Soon I had covered the front and sides of the panel with text and images, glued on with matte gel medium. I had to be careful to eliminate bubbles and wrinkles, and to get a smooth finish at the edges and corners. Once the papers were dry, I used an x-acto knife to slice off the extra bits.

Next, I clipped some relevant headlines from the daily newspaper, and arranged them randomly, fixing them with more acrylic medium. Then I applied a dilute coat of matte medium to the entire surface. This served to protect the newsprint collage, because I knew I was going to be applying paint and also lifting paint off, calibrating the lights and darks. That extra coat of medium gave me more flexibility to adjust the paint coverage without damaging the underlayer of collage.

I used a small brayer to add patchy glazes of Yellow Ochre, Payne's Gray and Raw Umber, lightened with Titanium White. The paint was mixed with Glazing Medium to create some transparency. This formed the background, partially obscuring the text. I intended that the drawing of the eye would be the focal point, and kept it lighter than the other areas. I used stencils and stamps to add texture and interest in a cruciform shape, radiating out from the eye.

Darker paint was added to enhance the cruciform shape, further obscuring the printed background. Lighter textures reinforced the lighter "spokes" of the cruciform.

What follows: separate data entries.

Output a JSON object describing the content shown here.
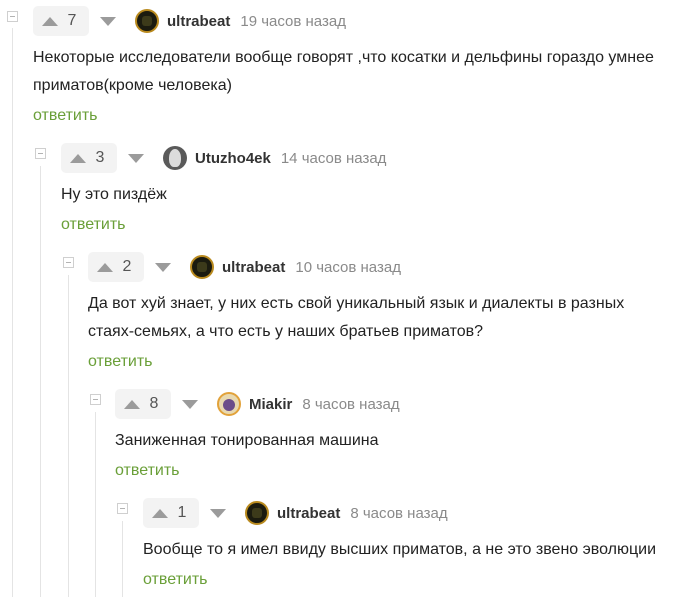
{
  "comments": [
    {
      "votes": "7",
      "author": "ultrabeat",
      "time": "19 часов назад",
      "text_lines": [
        "Некоторые исследователи вообще говорят ,что косатки и дельфины гораздо умнее",
        "приматов(кроме человека)"
      ],
      "reply": "ответить",
      "avatar_icon": "ultrabeat-avatar-icon"
    },
    {
      "votes": "3",
      "author": "Utuzho4ek",
      "time": "14 часов назад",
      "text_lines": [
        "Ну это пиздёж"
      ],
      "reply": "ответить",
      "avatar_icon": "utuzho4ek-avatar-icon"
    },
    {
      "votes": "2",
      "author": "ultrabeat",
      "time": "10 часов назад",
      "text_lines": [
        "Да вот хуй знает, у них есть свой уникальный язык и диалекты в разных",
        "стаях-семьях, а что есть у наших братьев приматов?"
      ],
      "reply": "ответить",
      "avatar_icon": "ultrabeat-avatar-icon"
    },
    {
      "votes": "8",
      "author": "Miakir",
      "time": "8 часов назад",
      "text_lines": [
        "Заниженная тонированная машина"
      ],
      "reply": "ответить",
      "avatar_icon": "miakir-avatar-icon"
    },
    {
      "votes": "1",
      "author": "ultrabeat",
      "time": "8 часов назад",
      "text_lines": [
        "Вообще то я имел ввиду высших приматов, а не это звено эволюции"
      ],
      "reply": "ответить",
      "avatar_icon": "ultrabeat-avatar-icon"
    }
  ],
  "colors": {
    "reply_link": "#6a9f38",
    "vote_bg": "#f3f3f3",
    "arrow": "#9b9b9b",
    "time": "#8a8a8a"
  }
}
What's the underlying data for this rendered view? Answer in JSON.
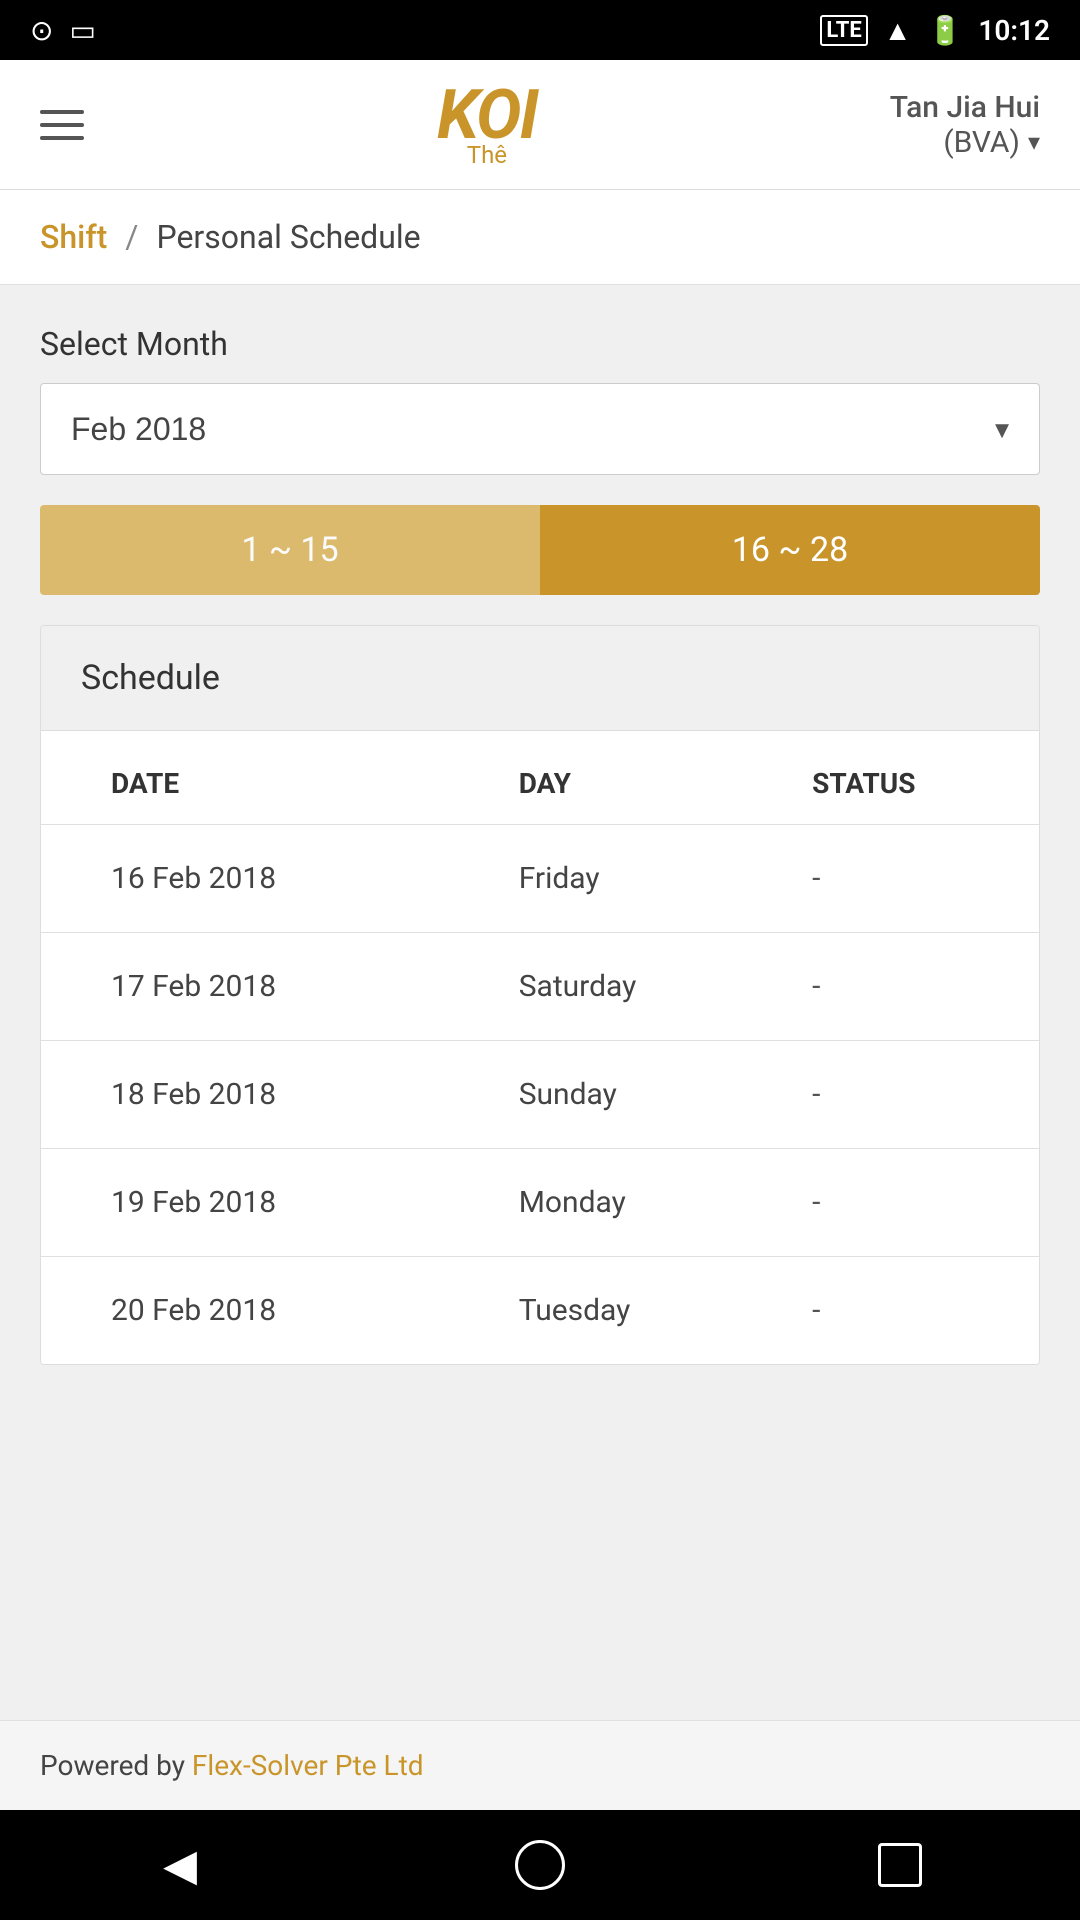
{
  "statusBar": {
    "time": "10:12",
    "lte": "LTE"
  },
  "nav": {
    "logoMain": "KOI",
    "logoSub": "Thê",
    "userName": "Tan Jia Hui",
    "userRole": "(BVA)"
  },
  "breadcrumb": {
    "link": "Shift",
    "separator": "/",
    "current": "Personal Schedule"
  },
  "main": {
    "selectMonthLabel": "Select Month",
    "selectedMonth": "Feb 2018",
    "rangeTabs": [
      {
        "label": "1 ~ 15",
        "state": "inactive"
      },
      {
        "label": "16 ~ 28",
        "state": "active"
      }
    ],
    "scheduleHeader": "Schedule",
    "tableHeaders": {
      "date": "DATE",
      "day": "DAY",
      "status": "STATUS"
    },
    "rows": [
      {
        "date": "16 Feb 2018",
        "day": "Friday",
        "status": "-"
      },
      {
        "date": "17 Feb 2018",
        "day": "Saturday",
        "status": "-"
      },
      {
        "date": "18 Feb 2018",
        "day": "Sunday",
        "status": "-"
      },
      {
        "date": "19 Feb 2018",
        "day": "Monday",
        "status": "-"
      },
      {
        "date": "20 Feb 2018",
        "day": "Tuesday",
        "status": "-"
      }
    ]
  },
  "footer": {
    "prefix": "Powered by ",
    "link": "Flex-Solver Pte Ltd"
  }
}
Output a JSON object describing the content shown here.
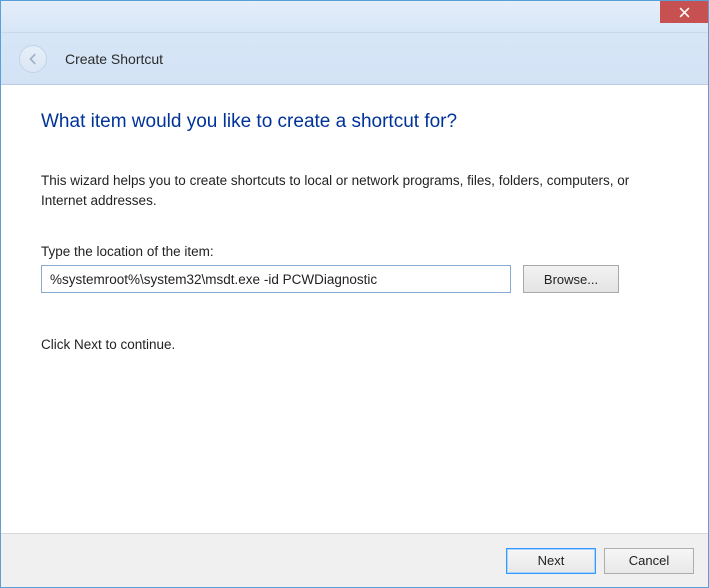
{
  "titlebar": {
    "close_icon": "close"
  },
  "header": {
    "title": "Create Shortcut",
    "back_icon": "arrow-left"
  },
  "main": {
    "heading": "What item would you like to create a shortcut for?",
    "description": "This wizard helps you to create shortcuts to local or network programs, files, folders, computers, or Internet addresses.",
    "location_label": "Type the location of the item:",
    "location_value": "%systemroot%\\system32\\msdt.exe -id PCWDiagnostic",
    "browse_label": "Browse...",
    "continue_hint": "Click Next to continue."
  },
  "footer": {
    "next_label": "Next",
    "cancel_label": "Cancel"
  }
}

At this point the headlines were barely visible. I went back in with some alcohol and lifted some of the paint off them.

The lightened strips of headlines were now too prominent, and they were fighting with the "eye" for attention. So it was time to knock them back, by adding more transparent layers of dark paint. At the same time, more textural detail in Naples Yellow and Gold emphasized the cruciform structure.

Finally, a balance was achieved between the legibility and obscurity of the headlines. The eye is dominant and the lights and darks support the structure of the composition. And, up close, some of the headlines are legible.

Some detail shots are below:

I may make further adjustments to the piece before putting on a final coat of matte medium, which will serve to protect the surface. 

The group will be getting together in April to give progress reports and to talk about possible venues for our show.  I look forward to listening as each artist talks about their process. It will be exciting to see the range of technique and the various responses to the theme.